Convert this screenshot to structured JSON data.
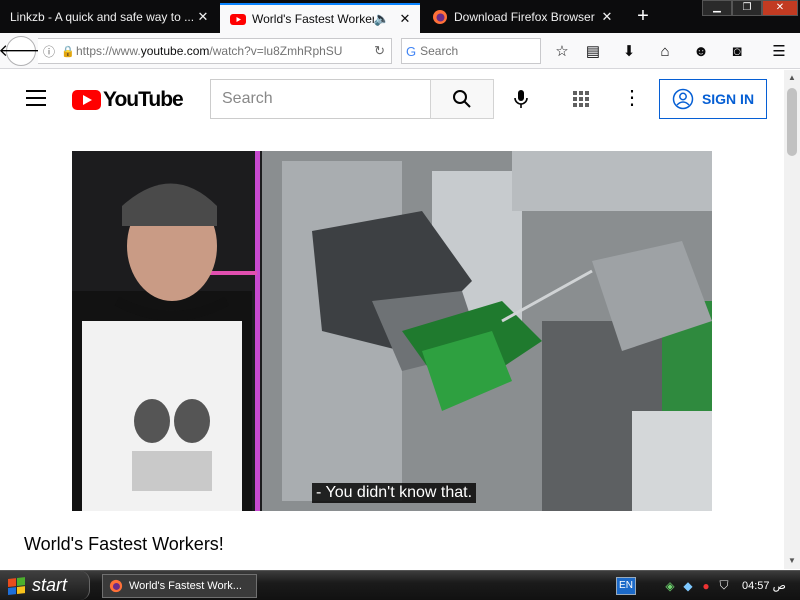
{
  "browser": {
    "tabs": [
      {
        "title": "Linkzb - A quick and safe way to ...",
        "active": false
      },
      {
        "title": "World's Fastest Workers!...",
        "active": true,
        "audio": true
      },
      {
        "title": "Download Firefox Browser – ...",
        "active": false
      }
    ],
    "new_tab_label": "+",
    "url_prefix": "https://www.",
    "url_domain": "youtube.com",
    "url_path": "/watch?v=lu8ZmhRphSU",
    "search_placeholder": "Search",
    "accent_color": "#0a84ff"
  },
  "youtube": {
    "logo_text": "YouTube",
    "search_placeholder": "Search",
    "signin_label": "SIGN IN",
    "brand_color": "#ff0000",
    "link_color": "#065fd4"
  },
  "video": {
    "subtitle": "- You didn't know that.",
    "title": "World's Fastest Workers!"
  },
  "taskbar": {
    "start_label": "start",
    "window_button": "World's Fastest Work...",
    "language": "EN",
    "clock": "04:57",
    "clock_suffix": "ص"
  }
}
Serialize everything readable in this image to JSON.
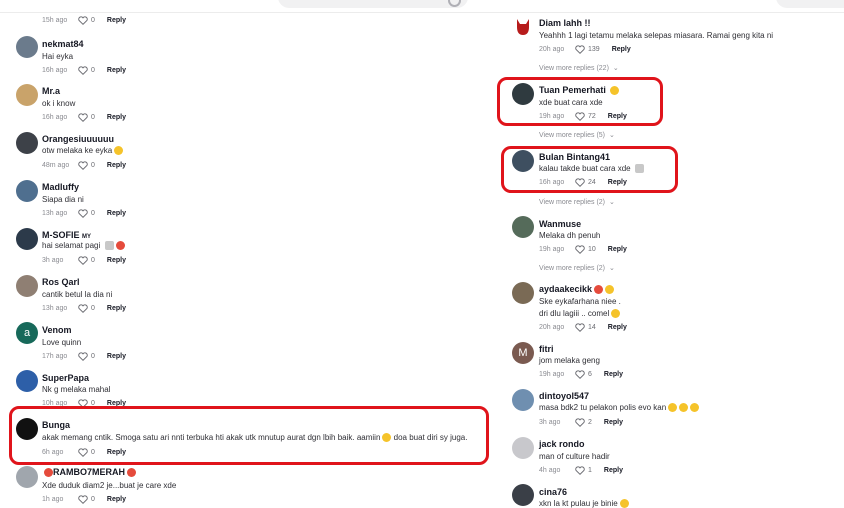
{
  "left": {
    "first_meta": {
      "time": "15h ago",
      "likes": "0",
      "reply": "Reply"
    },
    "comments": [
      {
        "user": "nekmat84",
        "text": "Hai eyka",
        "time": "16h ago",
        "likes": "0",
        "reply": "Reply",
        "avatar": "#6b7b8c"
      },
      {
        "user": "Mr.a",
        "text": "ok i know",
        "time": "16h ago",
        "likes": "0",
        "reply": "Reply",
        "avatar": "#c9a36a"
      },
      {
        "user": "Orangesiuuuuuu",
        "text": "otw melaka ke eyka",
        "time": "48m ago",
        "likes": "0",
        "reply": "Reply",
        "avatar": "#3d4148"
      },
      {
        "user": "Madluffy",
        "text": "Siapa dia ni",
        "time": "13h ago",
        "likes": "0",
        "reply": "Reply",
        "avatar": "#4f6f8f"
      },
      {
        "user": "M-SOFIE",
        "badge": "MY",
        "text": "hai selamat pagi",
        "time": "3h ago",
        "likes": "0",
        "reply": "Reply",
        "avatar": "#2c3a4a"
      },
      {
        "user": "Ros Qarl",
        "text": "cantik betul la dia ni",
        "time": "13h ago",
        "likes": "0",
        "reply": "Reply",
        "avatar": "#8f7f73"
      },
      {
        "user": "Venom",
        "text": "Love quinn",
        "time": "17h ago",
        "likes": "0",
        "reply": "Reply",
        "avatar": "#17695a",
        "initial": "a"
      },
      {
        "user": "SuperPapa",
        "text": "Nk g melaka mahal",
        "time": "10h ago",
        "likes": "0",
        "reply": "Reply",
        "avatar": "#2d5fa8"
      },
      {
        "user": "Bunga",
        "text": "akak memang cntik. Smoga satu ari nnti terbuka hti akak utk mnutup aurat dgn lbih baik. aamiin",
        "text2": "doa buat diri sy juga.",
        "time": "6h ago",
        "likes": "0",
        "reply": "Reply",
        "avatar": "#111111"
      },
      {
        "user": "RAMBO7MERAH",
        "text": "Xde duduk diam2 je...buat je care xde",
        "time": "1h ago",
        "likes": "0",
        "reply": "Reply",
        "avatar": "#a0a6ad"
      }
    ]
  },
  "right": {
    "comments": [
      {
        "user": "Diam lahh !!",
        "text": "Yeahhh 1 lagi tetamu melaka selepas miasara. Ramai geng kita ni",
        "time": "20h ago",
        "likes": "139",
        "reply": "Reply",
        "more": "View more replies (22)",
        "avatar": "#b71c1c"
      },
      {
        "user": "Tuan Pemerhati",
        "text": "xde buat cara xde",
        "time": "19h ago",
        "likes": "72",
        "reply": "Reply",
        "more": "View more replies (5)",
        "avatar": "#2f3a3f"
      },
      {
        "user": "Bulan Bintang41",
        "text": "kalau takde buat cara xde",
        "time": "16h ago",
        "likes": "24",
        "reply": "Reply",
        "more": "View more replies (2)",
        "avatar": "#3e4f60"
      },
      {
        "user": "Wanmuse",
        "text": "Melaka dh penuh",
        "time": "19h ago",
        "likes": "10",
        "reply": "Reply",
        "more": "View more replies (2)",
        "avatar": "#556b5a"
      },
      {
        "user": "aydaakecikk",
        "text": "Ske eykafarhana niee .",
        "text2": "dri dlu lagiii .. comel",
        "time": "20h ago",
        "likes": "14",
        "reply": "Reply",
        "avatar": "#7a6a55"
      },
      {
        "user": "fitri",
        "text": "jom melaka geng",
        "time": "19h ago",
        "likes": "6",
        "reply": "Reply",
        "avatar": "#7a5a50",
        "initial": "M"
      },
      {
        "user": "dintoyol547",
        "text": "masa bdk2 tu pelakon polis evo kan",
        "time": "3h ago",
        "likes": "2",
        "reply": "Reply",
        "avatar": "#6f8fb0"
      },
      {
        "user": "jack rondo",
        "text": "man of culture hadir",
        "time": "4h ago",
        "likes": "1",
        "reply": "Reply",
        "avatar": "#c8c8cc"
      },
      {
        "user": "cina76",
        "text": "xkn la kt pulau je binie",
        "time": "",
        "likes": "",
        "reply": "",
        "avatar": "#3a3f47"
      }
    ]
  },
  "colors": {
    "highlight": "#e0141b",
    "text": "#161823",
    "muted": "#8a8b91"
  }
}
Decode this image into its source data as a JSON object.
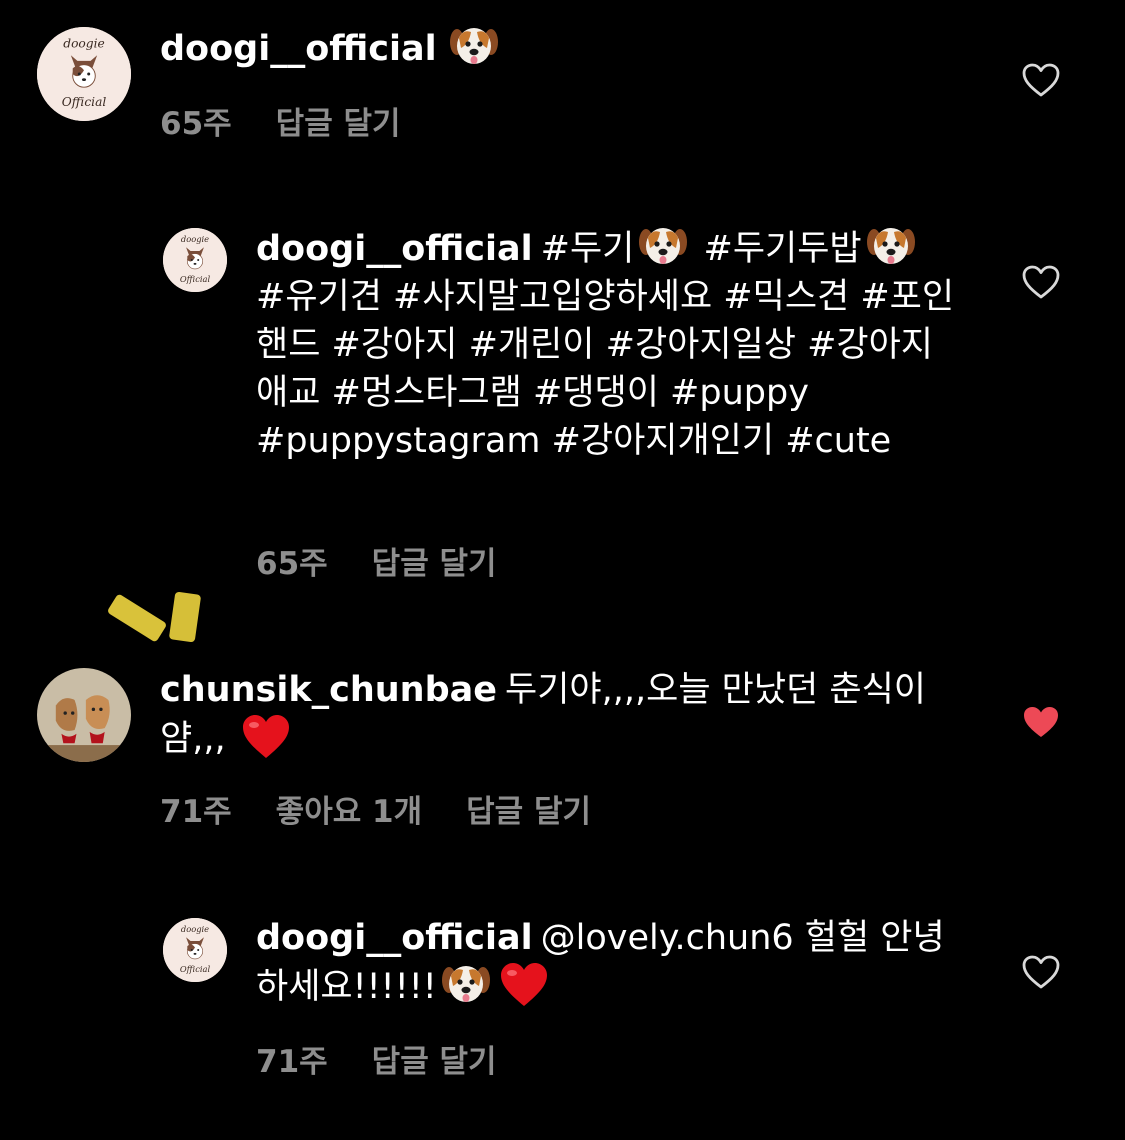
{
  "comments": [
    {
      "username": "doogi__official",
      "text": "",
      "time": "65주",
      "reply_label": "답글 달기"
    },
    {
      "username": "doogi__official",
      "text_parts": [
        "#두기",
        " #두기두밥",
        " #유기견 #사지말고입양하세요 #믹스견 #포인핸드 #강아지 #개린이 #강아지일상 #강아지애교 #멍스타그램 #댕댕이 #puppy #puppystagram #강아지개인기 #cute"
      ],
      "time": "65주",
      "reply_label": "답글 달기"
    },
    {
      "username": "chunsik_chunbae",
      "text": "두기야,,,,오늘 만났던 춘식이얌,,, ",
      "time": "71주",
      "likes": "좋아요 1개",
      "reply_label": "답글 달기",
      "liked": true
    },
    {
      "username": "doogi__official",
      "text": "@lovely.chun6 헐헐 안녕하세요!!!!!!",
      "time": "71주",
      "reply_label": "답글 달기"
    }
  ],
  "colors": {
    "background": "#000000",
    "meta": "#8e8e8e",
    "like_red": "#ed4956"
  },
  "icons": [
    "heart-outline-icon",
    "heart-filled-icon",
    "dog-face-emoji",
    "red-heart-emoji"
  ]
}
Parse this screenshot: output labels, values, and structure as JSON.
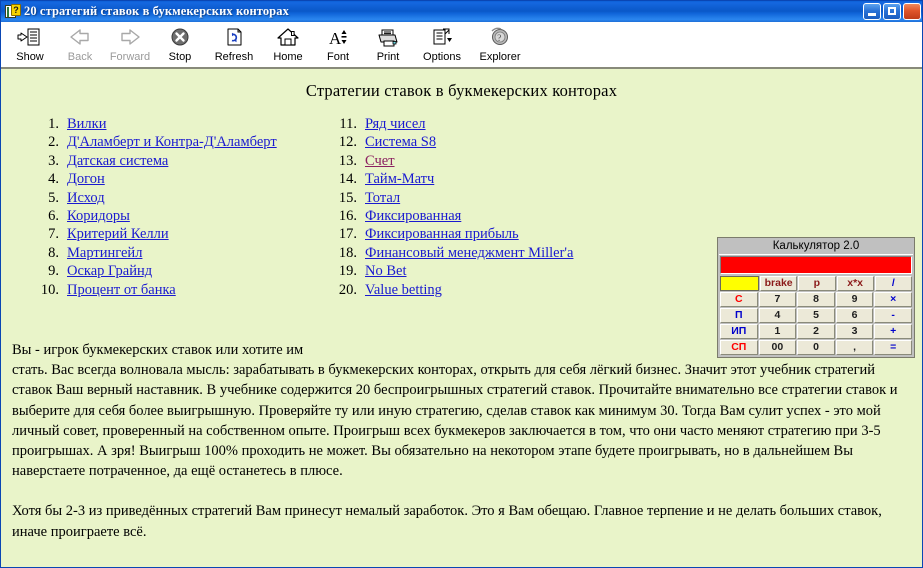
{
  "window": {
    "title": "20 стратегий ставок в букмекерских конторах",
    "icon": "help-book-icon",
    "question_mark": "?",
    "buttons": {
      "minimize": "minimize-button",
      "maximize": "maximize-button",
      "close": "close-button"
    }
  },
  "toolbar": {
    "items": [
      {
        "label": "Show",
        "icon": "show-pane-icon",
        "disabled": false
      },
      {
        "label": "Back",
        "icon": "back-arrow-icon",
        "disabled": true
      },
      {
        "label": "Forward",
        "icon": "forward-arrow-icon",
        "disabled": true
      },
      {
        "label": "Stop",
        "icon": "stop-icon",
        "disabled": false
      },
      {
        "label": "Refresh",
        "icon": "refresh-icon",
        "disabled": false
      },
      {
        "label": "Home",
        "icon": "home-icon",
        "disabled": false
      },
      {
        "label": "Font",
        "icon": "font-icon",
        "disabled": false
      },
      {
        "label": "Print",
        "icon": "print-icon",
        "disabled": false
      },
      {
        "label": "Options",
        "icon": "options-icon",
        "disabled": false
      },
      {
        "label": "Explorer",
        "icon": "explorer-icon",
        "disabled": false
      }
    ]
  },
  "page": {
    "heading": "Стратегии ставок в букмекерских конторах",
    "background_color": "#e9f4c9",
    "link_color": "#1a1ad0",
    "visited_link_color": "#8b2060",
    "list_left": [
      {
        "num": "1.",
        "label": "Вилки",
        "visited": false
      },
      {
        "num": "2.",
        "label": "Д'Аламберт и Контра-Д'Аламберт",
        "visited": false
      },
      {
        "num": "3.",
        "label": "Датская система",
        "visited": false
      },
      {
        "num": "4.",
        "label": "Догон",
        "visited": false
      },
      {
        "num": "5.",
        "label": "Исход",
        "visited": false
      },
      {
        "num": "6.",
        "label": "Коридоры",
        "visited": false
      },
      {
        "num": "7.",
        "label": "Критерий Келли",
        "visited": false
      },
      {
        "num": "8.",
        "label": "Мартингейл",
        "visited": false
      },
      {
        "num": "9.",
        "label": "Оскар Грайнд",
        "visited": false
      },
      {
        "num": "10.",
        "label": "Процент от банка",
        "visited": false
      }
    ],
    "list_right": [
      {
        "num": "11.",
        "label": "Ряд чисел",
        "visited": false
      },
      {
        "num": "12.",
        "label": "Система S8",
        "visited": false
      },
      {
        "num": "13.",
        "label": "Счет",
        "visited": true
      },
      {
        "num": "14.",
        "label": "Тайм-Матч",
        "visited": false
      },
      {
        "num": "15.",
        "label": "Тотал",
        "visited": false
      },
      {
        "num": "16.",
        "label": "Фиксированная",
        "visited": false
      },
      {
        "num": "17.",
        "label": "Фиксированная прибыль",
        "visited": false
      },
      {
        "num": "18.",
        "label": "Финансовый менеджмент Miller'a",
        "visited": false
      },
      {
        "num": "19.",
        "label": "No Bet",
        "visited": false
      },
      {
        "num": "20.",
        "label": "Value betting",
        "visited": false
      }
    ],
    "paragraphs": [
      "Вы - игрок букмекерских ставок или хотите им\nстать. Вас всегда волновала мысль: зарабатывать в букмекерских конторах, открыть для себя лёгкий бизнес. Значит этот учебник стратегий ставок Ваш верный наставник. В учебнике содержится 20 беспроигрышных стратегий ставок. Прочитайте внимательно все стратегии ставок и выберите для себя более выигрышную. Проверяйте ту или иную стратегию, сделав ставок как минимум 30. Тогда Вам сулит успех - это мой личный совет, проверенный на собственном опыте. Проигрыш всех букмекеров заключается в том, что они часто меняют стратегию при 3-5 проигрышах. А зря! Выигрыш 100% проходить не может. Вы обязательно на некотором этапе будете проигрывать, но в дальнейшем Вы наверстаете потраченное, да ещё останетесь в плюсе.",
      "Хотя бы 2-3 из приведённых стратегий Вам принесут немалый заработок. Это я Вам обещаю. Главное терпение и не делать больших ставок, иначе проиграете всё."
    ]
  },
  "calculator": {
    "title": "Калькулятор 2.0",
    "display_color": "#ff0000",
    "display_value": "",
    "entry_value": "",
    "entry_color": "#ffff00",
    "rows": [
      [
        {
          "label": "",
          "style": "entry",
          "name": "calc-entry-field"
        },
        {
          "label": "brake",
          "style": "dark-red",
          "name": "calc-brake-key"
        },
        {
          "label": "p",
          "style": "dark-red",
          "name": "calc-p-key"
        },
        {
          "label": "x*x",
          "style": "dark-red",
          "name": "calc-square-key"
        },
        {
          "label": "/",
          "style": "blue",
          "name": "calc-divide-key"
        }
      ],
      [
        {
          "label": "С",
          "style": "red",
          "name": "calc-clear-key"
        },
        {
          "label": "7",
          "style": "",
          "name": "calc-7-key"
        },
        {
          "label": "8",
          "style": "",
          "name": "calc-8-key"
        },
        {
          "label": "9",
          "style": "",
          "name": "calc-9-key"
        },
        {
          "label": "×",
          "style": "blue",
          "name": "calc-multiply-key"
        }
      ],
      [
        {
          "label": "П",
          "style": "blue",
          "name": "calc-memory-store-key"
        },
        {
          "label": "4",
          "style": "",
          "name": "calc-4-key"
        },
        {
          "label": "5",
          "style": "",
          "name": "calc-5-key"
        },
        {
          "label": "6",
          "style": "",
          "name": "calc-6-key"
        },
        {
          "label": "-",
          "style": "blue",
          "name": "calc-minus-key"
        }
      ],
      [
        {
          "label": "ИП",
          "style": "blue",
          "name": "calc-memory-recall-key"
        },
        {
          "label": "1",
          "style": "",
          "name": "calc-1-key"
        },
        {
          "label": "2",
          "style": "",
          "name": "calc-2-key"
        },
        {
          "label": "3",
          "style": "",
          "name": "calc-3-key"
        },
        {
          "label": "+",
          "style": "blue",
          "name": "calc-plus-key"
        }
      ],
      [
        {
          "label": "СП",
          "style": "red",
          "name": "calc-memory-clear-key"
        },
        {
          "label": "00",
          "style": "",
          "name": "calc-double-zero-key"
        },
        {
          "label": "0",
          "style": "",
          "name": "calc-0-key"
        },
        {
          "label": ",",
          "style": "",
          "name": "calc-decimal-key"
        },
        {
          "label": "=",
          "style": "blue",
          "name": "calc-equals-key"
        }
      ]
    ]
  }
}
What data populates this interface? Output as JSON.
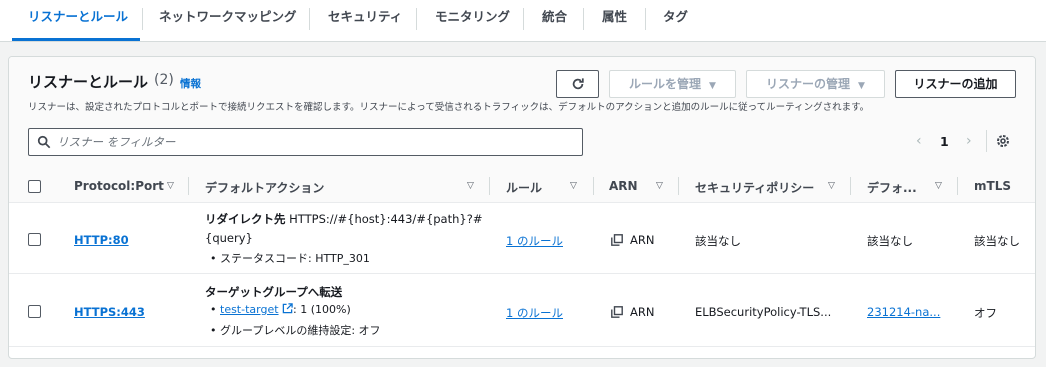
{
  "tabs": [
    {
      "label": "リスナーとルール",
      "active": true
    },
    {
      "label": "ネットワークマッピング"
    },
    {
      "label": "セキュリティ"
    },
    {
      "label": "モニタリング"
    },
    {
      "label": "統合"
    },
    {
      "label": "属性"
    },
    {
      "label": "タグ"
    }
  ],
  "panel": {
    "title": "リスナーとルール",
    "count": "(2)",
    "info": "情報",
    "description": "リスナーは、設定されたプロトコルとポートで接続リクエストを確認します。リスナーによって受信されるトラフィックは、デフォルトのアクションと追加のルールに従ってルーティングされます。",
    "buttons": {
      "manage_rules": "ルールを管理",
      "manage_listener": "リスナーの管理",
      "add_listener": "リスナーの追加"
    },
    "search_placeholder": "リスナー をフィルター",
    "page": "1"
  },
  "columns": [
    "Protocol:Port",
    "デフォルトアクション",
    "ルール",
    "ARN",
    "セキュリティポリシー",
    "デフォ...",
    "mTLS"
  ],
  "rows": [
    {
      "protocol_port": "HTTP:80",
      "action_title": "リダイレクト先",
      "action_target_line1": "HTTPS://#{host}:443/#{path}?#",
      "action_target_line2": "{query}",
      "action_detail": "ステータスコード: HTTP_301",
      "rules": "1 のルール",
      "arn": "ARN",
      "security_policy": "該当なし",
      "default_cert": "該当なし",
      "mtls": "該当なし"
    },
    {
      "protocol_port": "HTTPS:443",
      "action_title": "ターゲットグループへ転送",
      "target_group": "test-target",
      "target_weight": ": 1 (100%)",
      "stickiness": "グループレベルの維持設定: オフ",
      "rules": "1 のルール",
      "arn": "ARN",
      "security_policy": "ELBSecurityPolicy-TLS...",
      "default_cert": "231214-na...",
      "mtls": "オフ"
    }
  ],
  "colors": {
    "accent": "#0972d3",
    "text": "#16191f",
    "border": "#d5dbdb"
  },
  "icons": [
    "refresh-icon",
    "caret-down-icon",
    "search-icon",
    "chevron-left-icon",
    "chevron-right-icon",
    "gear-icon",
    "sort-icon",
    "copy-icon",
    "external-link-icon"
  ]
}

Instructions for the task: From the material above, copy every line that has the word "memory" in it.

Output of the task:
          "name": "calc-memory-store-key"
          "name": "calc-memory-recall-key"
          "name": "calc-memory-clear-key"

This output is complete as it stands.